This exhibition, curated by Roger Nelson, features the artists Khvay Samnang, Amy Lien & Enzo Camacho, and Nguyen Thi Thanh Mai. It explores how the travel and migration of populations and industries, ideas and spiritual beliefs, aesthetics and technologies—and artists themselves—are continually remaking our world. All of the exhibited pieces were created not in the “home” cities of the artists, but rather in distant sites charged with locally specific meanings. The works consider movement both as an experience, and as an object of artistic research. These sites of interest thus mirror the artists’ own experiences.
Jim Thompson Art Center
6 Kasemsan Soi 2, Rama I Rd | Tel: 02 216 7368
Viewing hours: Daily, 9am-8pm | jimthompsonhouse.com

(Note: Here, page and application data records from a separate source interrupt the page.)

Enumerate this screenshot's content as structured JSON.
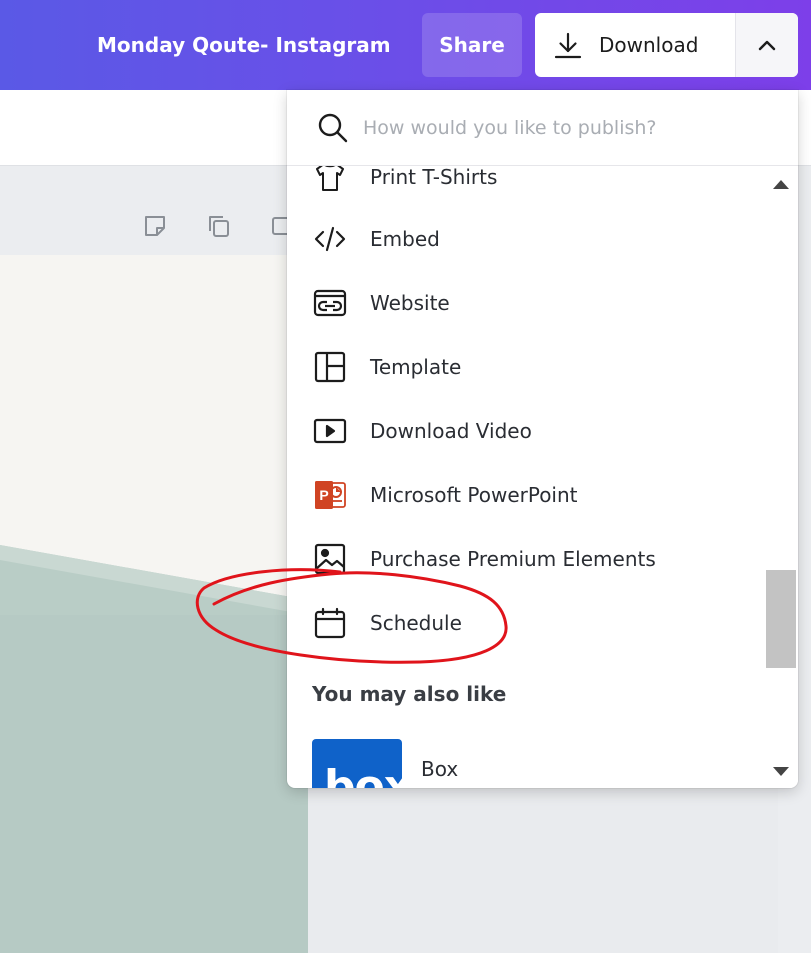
{
  "header": {
    "doc_title": "Monday Qoute- Instagram",
    "share_label": "Share",
    "download_label": "Download",
    "gradient_start": "#5a59e6",
    "gradient_end": "#7d3fe9"
  },
  "publish_menu": {
    "search_placeholder": "How would you like to publish?",
    "items": [
      {
        "label": "Print T-Shirts",
        "icon": "tshirt-icon"
      },
      {
        "label": "Embed",
        "icon": "code-icon"
      },
      {
        "label": "Website",
        "icon": "website-icon"
      },
      {
        "label": "Template",
        "icon": "template-icon"
      },
      {
        "label": "Download Video",
        "icon": "video-icon"
      },
      {
        "label": "Microsoft PowerPoint",
        "icon": "powerpoint-icon"
      },
      {
        "label": "Purchase Premium Elements",
        "icon": "image-icon"
      },
      {
        "label": "Schedule",
        "icon": "calendar-icon"
      }
    ],
    "suggest_title": "You may also like",
    "suggestions": [
      {
        "label": "Box",
        "logo_text": "box",
        "color": "#0f62c9"
      }
    ]
  },
  "annotation_color": "#e0141b",
  "powerpoint_color": "#d04423"
}
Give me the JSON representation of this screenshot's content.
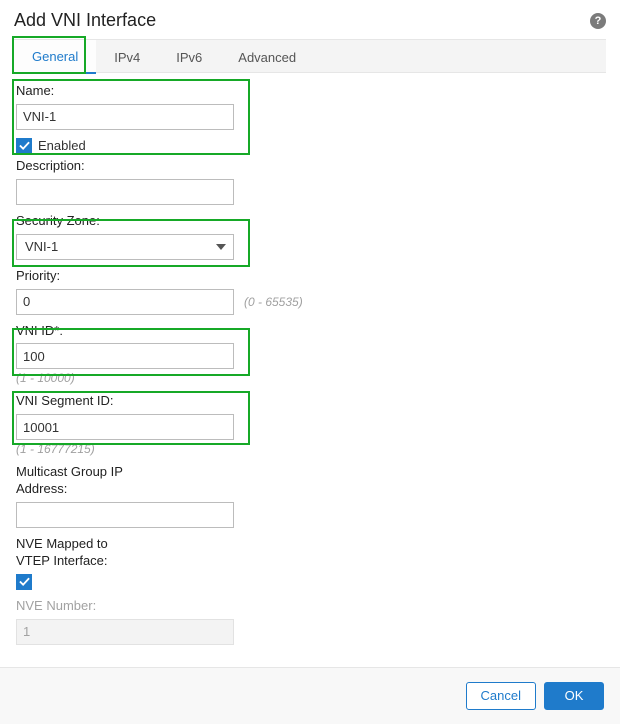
{
  "title": "Add VNI Interface",
  "tabs": [
    {
      "label": "General",
      "active": true
    },
    {
      "label": "IPv4",
      "active": false
    },
    {
      "label": "IPv6",
      "active": false
    },
    {
      "label": "Advanced",
      "active": false
    }
  ],
  "fields": {
    "name": {
      "label": "Name:",
      "value": "VNI-1"
    },
    "enabled": {
      "label": "Enabled",
      "checked": true
    },
    "description": {
      "label": "Description:",
      "value": ""
    },
    "security_zone": {
      "label": "Security Zone:",
      "value": "VNI-1"
    },
    "priority": {
      "label": "Priority:",
      "value": "0",
      "hint": "(0 - 65535)"
    },
    "vni_id": {
      "label": "VNI ID*:",
      "value": "100",
      "hint": "(1 - 10000)"
    },
    "vni_segment_id": {
      "label": "VNI Segment ID:",
      "value": "10001",
      "hint": "(1 - 16777215)"
    },
    "multicast_ip": {
      "label": "Multicast Group IP\nAddress:",
      "value": ""
    },
    "nve_mapped": {
      "label": "NVE Mapped to\nVTEP Interface:",
      "checked": true
    },
    "nve_number": {
      "label": "NVE Number:",
      "value": "1"
    }
  },
  "buttons": {
    "cancel": "Cancel",
    "ok": "OK"
  }
}
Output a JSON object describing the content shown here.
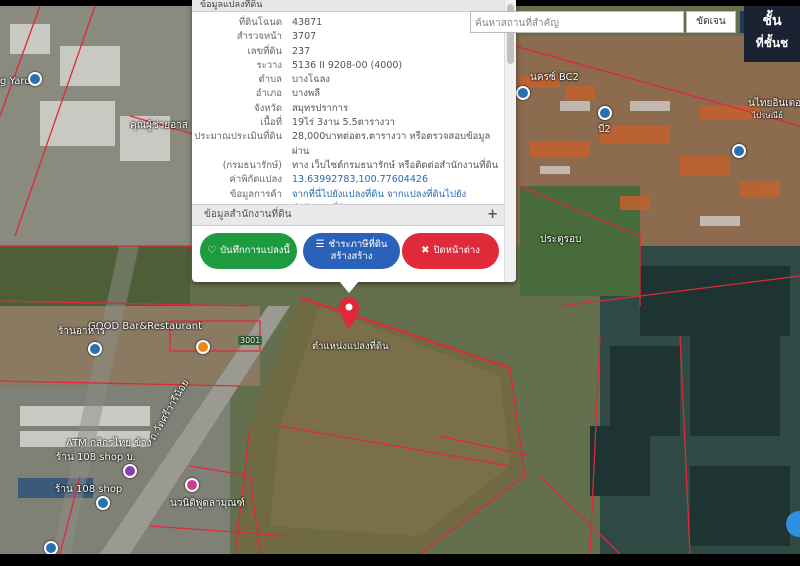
{
  "popup": {
    "header_partial": "ข้อมูลแปลงที่ดิน",
    "rows": [
      {
        "key": "ที่ดินโฉนด",
        "value": "43871"
      },
      {
        "key": "สำรวจหน้า",
        "value": "3707"
      },
      {
        "key": "เลขที่ดิน",
        "value": "237"
      },
      {
        "key": "ระวาง",
        "value": "5136 II 9208-00 (4000)"
      },
      {
        "key": "ตำบล",
        "value": "บางโฉลง"
      },
      {
        "key": "อำเภอ",
        "value": "บางพลี"
      },
      {
        "key": "จังหวัด",
        "value": "สมุทรปราการ"
      },
      {
        "key": "เนื้อที่",
        "value": "19ไร่ 3งาน 5.5ตารางวา"
      },
      {
        "key": "ประมาณประเมินที่ดิน",
        "value": "28,000บาทต่อตร.ตารางวา หรือตรวจสอบข้อมูลผ่าน"
      },
      {
        "key": "(กรมธนารักษ์)",
        "value": "ทาง เว็บไซต์กรมธนารักษ์ หรือติดต่อสำนักงานที่ดิน"
      },
      {
        "key": "ค่าพิกัดแปลง",
        "value": "13.63992783,100.77604426"
      },
      {
        "key": "ข้อมูลการค้า",
        "value": "จากที่นี่ไปยังแปลงที่ดิน จากแปลงที่ดินไปยัง"
      },
      {
        "key": "",
        "value": "สำนักงานที่ดิน"
      }
    ],
    "office_section": "ข้อมูลสำนักงานที่ดิน",
    "buttons": {
      "save": "บันทึกการแปลงนี้",
      "pay_line1": "ชำระภาษีที่ดิน",
      "pay_line2": "สร้างสร้าง",
      "close": "ปิดหน้าต่าง"
    }
  },
  "search": {
    "placeholder": "ค้นหาสถานที่สำคัญ",
    "button": "ขัดเจน"
  },
  "layer": {
    "line1": "ชั้น",
    "line2": "ที่ชั้นช"
  },
  "marker_label": "ตำแหน่งแปลงที่ดิน",
  "map_labels": {
    "yard": "g Yard",
    "bc2": "นครซ์ BC2",
    "b2": "บี2",
    "thai_inter": "นไทยอินเตอร์",
    "thai_inter_sub": "ไปรษณีย์",
    "gate": "ประตูรอบ",
    "good_bar": "GOOD Bar&Restaurant",
    "rest_left": "ร้านอาหาร",
    "atm": "ATM กสิกรไทย ข้าง",
    "shop108a": "ร้าน 108 shop บ.",
    "shop108b": "ร้าน 108 shop",
    "road": "ถ.วัดศรีวารีน้อย",
    "route": "3001",
    "pharmacy": "นวนิติพูดลามุณฑ์",
    "area_top": "คุณผู้ช่วยอาส"
  },
  "colors": {
    "parcel_line": "#e0283a",
    "save_btn": "#1e9b3e",
    "pay_btn": "#2a62b9",
    "close_btn": "#e02a3a",
    "marker": "#e0283a"
  }
}
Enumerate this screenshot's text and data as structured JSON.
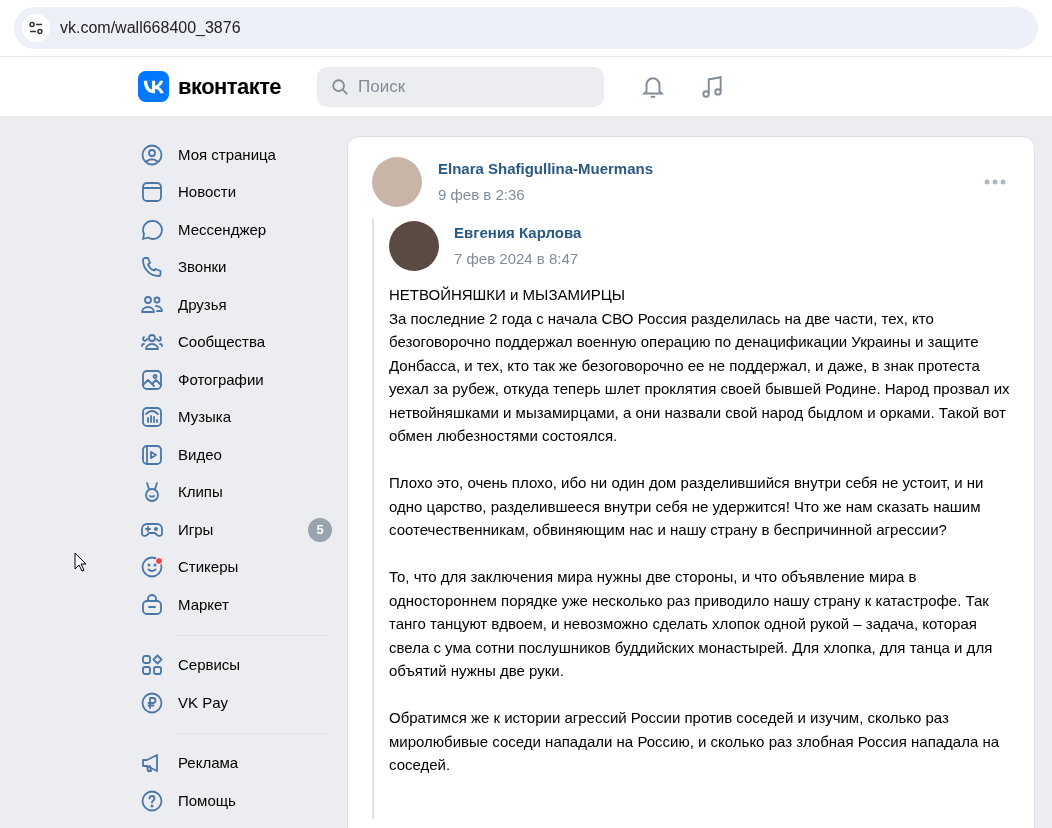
{
  "browser": {
    "url": "vk.com/wall668400_3876"
  },
  "header": {
    "logo": "вконтакте",
    "search": {
      "placeholder": "Поиск"
    }
  },
  "sidebar": {
    "groups": [
      [
        {
          "label": "Моя страница"
        },
        {
          "label": "Новости"
        },
        {
          "label": "Мессенджер"
        },
        {
          "label": "Звонки"
        },
        {
          "label": "Друзья"
        },
        {
          "label": "Сообщества"
        },
        {
          "label": "Фотографии"
        },
        {
          "label": "Музыка"
        },
        {
          "label": "Видео"
        },
        {
          "label": "Клипы"
        },
        {
          "label": "Игры",
          "badge": "5"
        },
        {
          "label": "Стикеры",
          "dot": true
        },
        {
          "label": "Маркет"
        }
      ],
      [
        {
          "label": "Сервисы"
        },
        {
          "label": "VK Pay"
        }
      ],
      [
        {
          "label": "Реклама"
        },
        {
          "label": "Помощь"
        }
      ]
    ]
  },
  "post": {
    "author": "Elnara Shafigullina-Muermans",
    "date": "9 фев в 2:36",
    "repost": {
      "author": "Евгения Карлова",
      "date": "7 фев 2024 в 8:47",
      "paragraphs": [
        "НЕТВОЙНЯШКИ и МЫЗАМИРЦЫ\nЗа последние 2 года с начала СВО Россия разделилась на две части, тех, кто безоговорочно поддержал военную операцию по денацификации Украины и защите Донбасса, и тех, кто так же безоговорочно ее не поддержал, и даже, в знак протеста уехал за рубеж, откуда теперь шлет проклятия своей бывшей Родине. Народ прозвал их нетвойняшками и мызамирцами, а они назвали свой народ быдлом и орками. Такой вот обмен любезностями состоялся.",
        "Плохо это, очень плохо, ибо ни один дом разделившийся внутри себя не устоит, и ни одно царство, разделившееся внутри себя не удержится! Что же нам сказать нашим соотечественникам, обвиняющим нас и нашу страну в беспричинной агрессии?",
        "То, что для заключения мира нужны две стороны, и что объявление мира в одностороннем порядке уже несколько раз приводило нашу страну к катастрофе. Так танго танцуют вдвоем, и невозможно сделать хлопок одной рукой – задача, которая свела с ума сотни послушников буддийских монастырей. Для хлопка, для танца и для объятий нужны две руки.",
        "Обратимся же к истории агрессий России против соседей и изучим, сколько раз миролюбивые соседи нападали на Россию, и сколько раз злобная Россия нападала на соседей."
      ]
    }
  }
}
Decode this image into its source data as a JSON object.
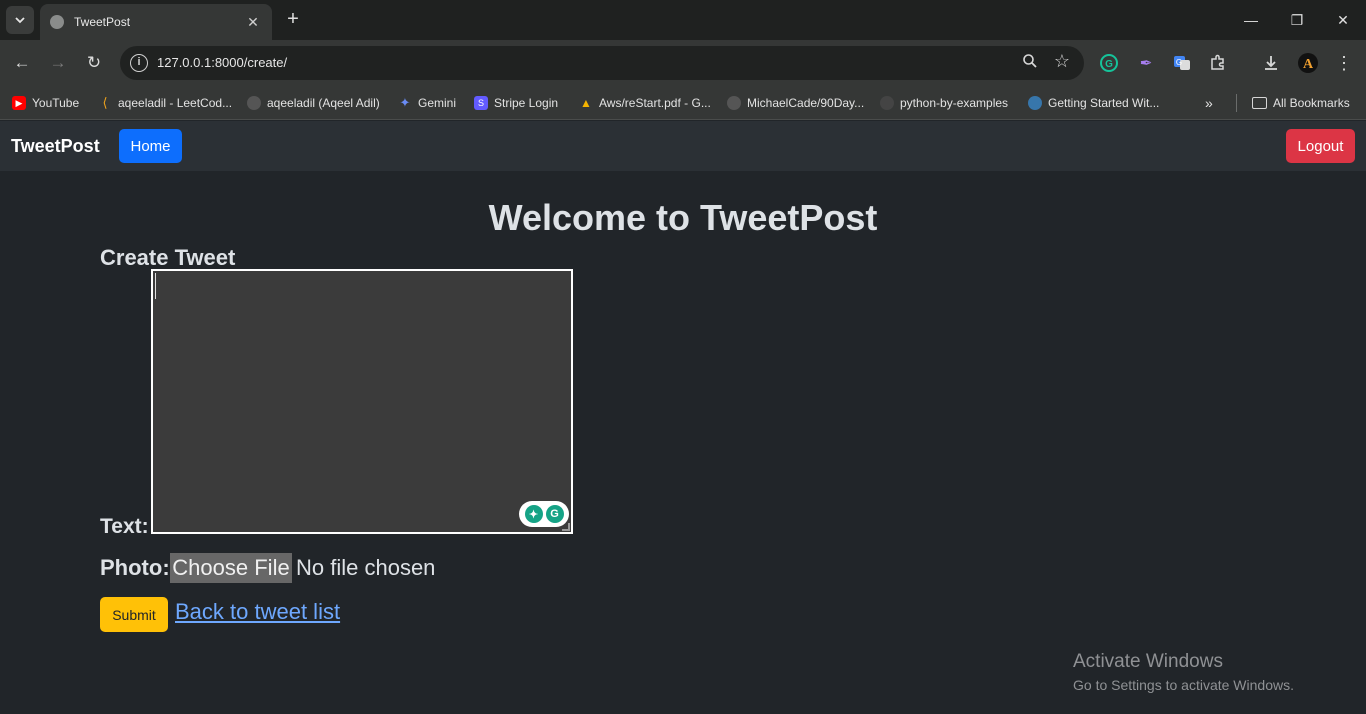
{
  "browser": {
    "tab_title": "TweetPost",
    "url": "127.0.0.1:8000/create/",
    "bookmarks": [
      {
        "label": "YouTube",
        "color": "#ff0000"
      },
      {
        "label": "aqeeladil - LeetCod...",
        "color": "#f0a41c"
      },
      {
        "label": "aqeeladil (Aqeel Adil)",
        "color": "#555555"
      },
      {
        "label": "Gemini",
        "color": "#6a8cf5"
      },
      {
        "label": "Stripe Login",
        "color": "#635bff"
      },
      {
        "label": "Aws/reStart.pdf - G...",
        "color": "#2e8b57"
      },
      {
        "label": "MichaelCade/90Day...",
        "color": "#555555"
      },
      {
        "label": "python-by-examples",
        "color": "#444444"
      },
      {
        "label": "Getting Started Wit...",
        "color": "#3776ab"
      }
    ],
    "all_bookmarks": "All Bookmarks"
  },
  "navbar": {
    "brand": "TweetPost",
    "home": "Home",
    "logout": "Logout"
  },
  "main": {
    "welcome": "Welcome to TweetPost",
    "form_title": "Create Tweet",
    "text_label": "Text:",
    "text_value": "",
    "photo_label": "Photo:",
    "choose_file": "Choose File",
    "file_status": "No file chosen",
    "submit": "Submit",
    "back_link": "Back to tweet list"
  },
  "watermark": {
    "line1": "Activate Windows",
    "line2": "Go to Settings to activate Windows."
  },
  "colors": {
    "primary": "#0d6efd",
    "danger": "#dc3545",
    "warning": "#ffc107",
    "link": "#6ea8fe",
    "background": "#212529"
  }
}
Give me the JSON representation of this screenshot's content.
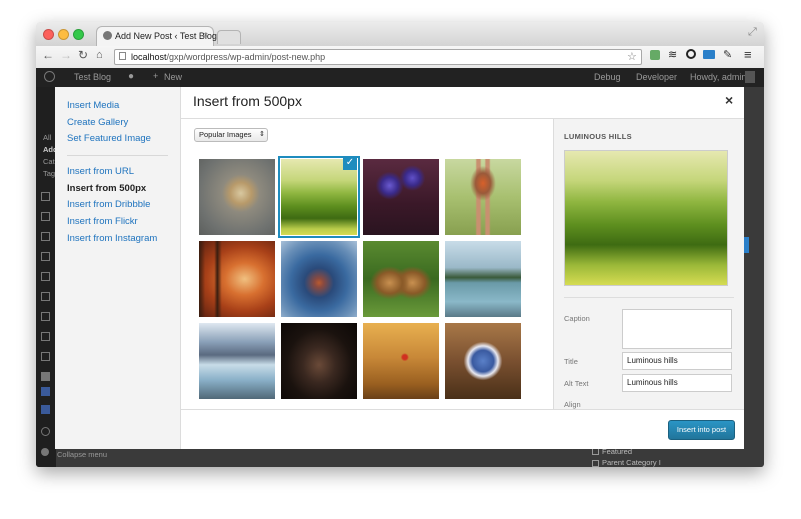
{
  "browser": {
    "tab_title": "Add New Post ‹ Test Blog",
    "tab_close": "×",
    "url_host": "localhost",
    "url_path": "/gxp/wordpress/wp-admin/post-new.php"
  },
  "adminbar": {
    "site_name": "Test Blog",
    "new_label": "New",
    "debug": "Debug",
    "developer": "Developer",
    "howdy": "Howdy, admin"
  },
  "background": {
    "collapse_menu": "Collapse menu",
    "featured": "Featured",
    "parent_category": "Parent Category I",
    "left_labels": [
      "All",
      "Add",
      "Cat",
      "Tag"
    ]
  },
  "modal": {
    "menu": {
      "insert_media": "Insert Media",
      "create_gallery": "Create Gallery",
      "set_featured": "Set Featured Image",
      "insert_url": "Insert from URL",
      "insert_500px": "Insert from 500px",
      "insert_dribbble": "Insert from Dribbble",
      "insert_flickr": "Insert from Flickr",
      "insert_instagram": "Insert from Instagram"
    },
    "title": "Insert from 500px",
    "close": "×",
    "filter_selected": "Popular Images",
    "check_mark": "✓",
    "details": {
      "title": "LUMINOUS HILLS",
      "caption_label": "Caption",
      "caption_value": "",
      "title_label": "Title",
      "title_value": "Luminous hills",
      "alt_label": "Alt Text",
      "alt_value": "Luminous hills",
      "align_label": "Align"
    },
    "insert_button": "Insert into post"
  },
  "colors": {
    "accent": "#1e8cbe",
    "link": "#1e73be",
    "adminbar": "#222222"
  },
  "photos": [
    "owl",
    "luminous-hills",
    "purple-flowers",
    "robin",
    "autumn-forest",
    "city-aerial",
    "tiger-cubs",
    "lake-trees",
    "mountain-lake",
    "ox",
    "ladybug-field",
    "blue-jay"
  ]
}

This solo exhibition by Angki Purbandono, a well-known photographer from Yogyakarta, Indonesia, includes a series of photographs taken during 2012-2013 while he was imprisoned. As a photographer, he discovered the way to create an image from scanner (as a camera was prohibited to him). Some parts of the artworks were co-produced with the warden and others prisoners. For over a year he turned the controlled situation into opportunity—making the impossible possible. As a result, Angki’s works are full of the unexpected surprises, and may appear to viewers as though they come from different world.
Bangkok University Gallery (BUG)
Bangkok University Gallery Bldg, Kluai Nam Thai campus, Rama IV Rd
Tel: 02 350 3626 | Tue-Sat, 10am- 7pm | fab.bu.ac.th/buggallery